Unable to accept change in an ever-changing world, the Statlers and Waldorfs become bitter and resentful and express it through endless streams of sarcasm. High-quality production code, however, only trickles out of them—at best. If you give them a task, chances are that they will complain forever about missing requirements, missing documentation, inferior tools, and lack of support from others.

TOOLING

Tools are not highly valued by Statlers and Waldorfs. They use the tools everyone else uses and when asked to pick a programming language, they reach for the top of the TIOBE index; that is, Java or C. If they pick Java, they don’t use any of the features that came out after JDK1.1; should they pick C, K&R C is more than sufficient for them.

CASE IN POINT

I vividly remember the day when I presented a wonderful idea to a Statler/Waldorf type of colleague early in my career. I was so thrilled, so sure that it was a big hit and naively assumed that everyone else was likewise excited. But boy, was I mistaken! Before I had even finished telling my story, the Uber-Statler/Waldorf—with a big smirk on his face—started firing dozens of poisoned darts at me, why it would never work, why it was a ridiculous idea in the first place, and so on. As you can imagine, my motivation dropped to the floor. Days later, I implemented my idea nevertheless. With great success, as it turned out. However, it took days until the Statler/Waldorf finally stopped mocking me.

ADVICE

I’m personally convinced that it’s impossible to reprogram the firmware (or rather wetware) of a Statler/Waldorf; yet, I’m hoping that the following tips help reduce the likelihood of you turning into a Statler/Waldorf zombie yourself:

1. Don’t look old. No, you don’t have to become a Programming Hipster, rather try to blend in with the rest of the team. If you are the only one wearing Birkenstocks, get rid of them. Get rid of those highwater cords and suspenders, too.

2. Don’t talk old. Naturally, as an experienced developer you have seen a lot—good things and bad things. But trust me: nobody wants to hear that story where you implemented toaster control software in 256 bytes of ROM at GE in the late 1970s—over and over again. Would you trust a doctor that pops up at your door and tells you that he has the perfect medical treatment for you? No? That’s why you should never give unsolicited advice, either. Wait until they come to you. Bite your tongue. Most importantly, stop being sarcastic; sarcasm only hurts and is a sign of weakness, not strength.

3. Don’t think old. Over the years, you have probably learned that most problems that projects face these days are not technological but rather sociological in nature. The kind of people and the way they work together has much more influence on the overall success than the choice of programming language. Nevertheless, don’t fight it if the majority of the team wants to give a hip programming language a try on the next project. Trying out new things boosts motivation and extends the knowledge portfolio. Just like life itself, software development is a continuous learning process. Remember the quote from Steve Siebold: “You’re either growing or dying. Stagnation does not exist in the universe.”

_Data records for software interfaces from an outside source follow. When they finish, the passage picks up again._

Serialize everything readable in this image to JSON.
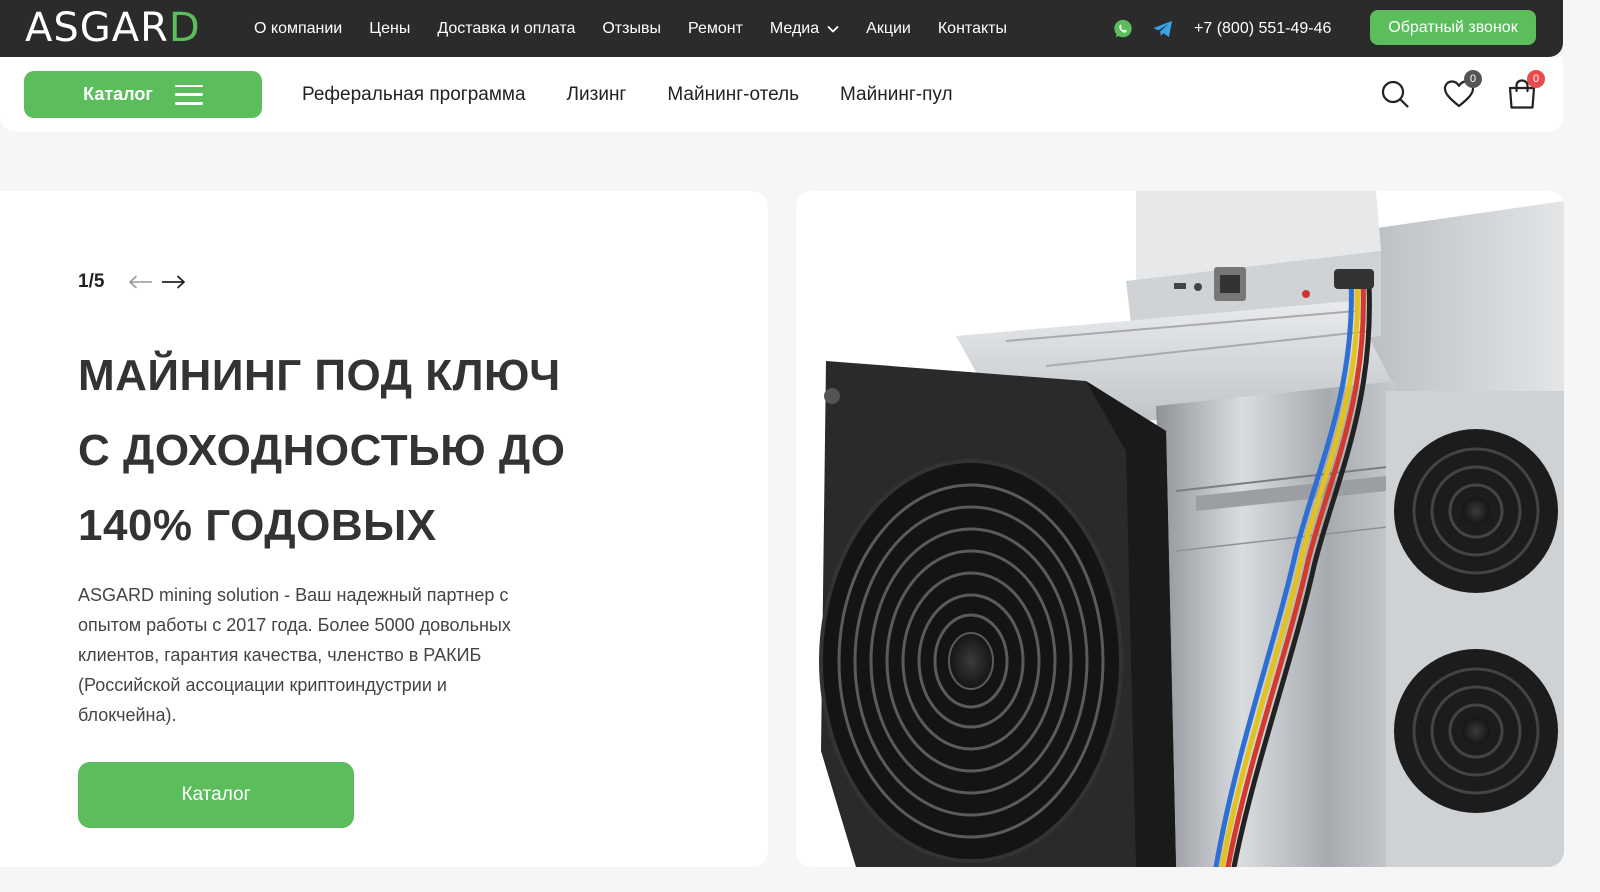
{
  "brand": {
    "logo_main": "ASGAR",
    "logo_accent": "D"
  },
  "topnav": {
    "items": [
      {
        "label": "О компании"
      },
      {
        "label": "Цены"
      },
      {
        "label": "Доставка и оплата"
      },
      {
        "label": "Отзывы"
      },
      {
        "label": "Ремонт"
      },
      {
        "label": "Медиа"
      },
      {
        "label": "Акции"
      },
      {
        "label": "Контакты"
      }
    ],
    "phone": "+7 (800) 551-49-46",
    "callback_label": "Обратный звонок"
  },
  "navbar": {
    "catalog_label": "Каталог",
    "items": [
      {
        "label": "Реферальная программа"
      },
      {
        "label": "Лизинг"
      },
      {
        "label": "Майнинг-отель"
      },
      {
        "label": "Майнинг-пул"
      }
    ],
    "favorites_count": "0",
    "cart_count": "0"
  },
  "hero": {
    "counter": "1/5",
    "title_line1": "МАЙНИНГ ПОД КЛЮЧ",
    "title_line2": "С ДОХОДНОСТЬЮ ДО",
    "title_line3": "140% ГОДОВЫХ",
    "description": "ASGARD mining solution - Ваш надежный партнер с опытом работы с 2017 года. Более 5000 довольных клиентов, гарантия качества, членство в РАКИБ (Российской ассоциации криптоиндустрии и блокчейна).",
    "cta_label": "Каталог"
  },
  "colors": {
    "accent": "#5bbd5c",
    "topbar": "#2b2b2b",
    "badge_red": "#e84c4c",
    "page_bg": "#f6f6f6"
  },
  "icons": [
    "whatsapp-icon",
    "telegram-icon",
    "chevron-down-icon",
    "menu-icon",
    "search-icon",
    "heart-icon",
    "cart-icon",
    "arrow-left-icon",
    "arrow-right-icon"
  ]
}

RATING

A Statler/Waldorf’s Q²S² rating is 2/2/2/1.

CONCLUSION

Some people build, and some destroy—a fact that can be easily observed by watching children playing with Lego bricks. Waldorf and Statlers are destructive rather than constructive. Maybe they excel as software risk managers; I can imagine that they come up with risks that nobody else has ever thought of. Or perhaps they should work in the testing department where they will use their negativity to find even the most unthinkable bugs. But whatever you do—keep them as far away from your developers as possible.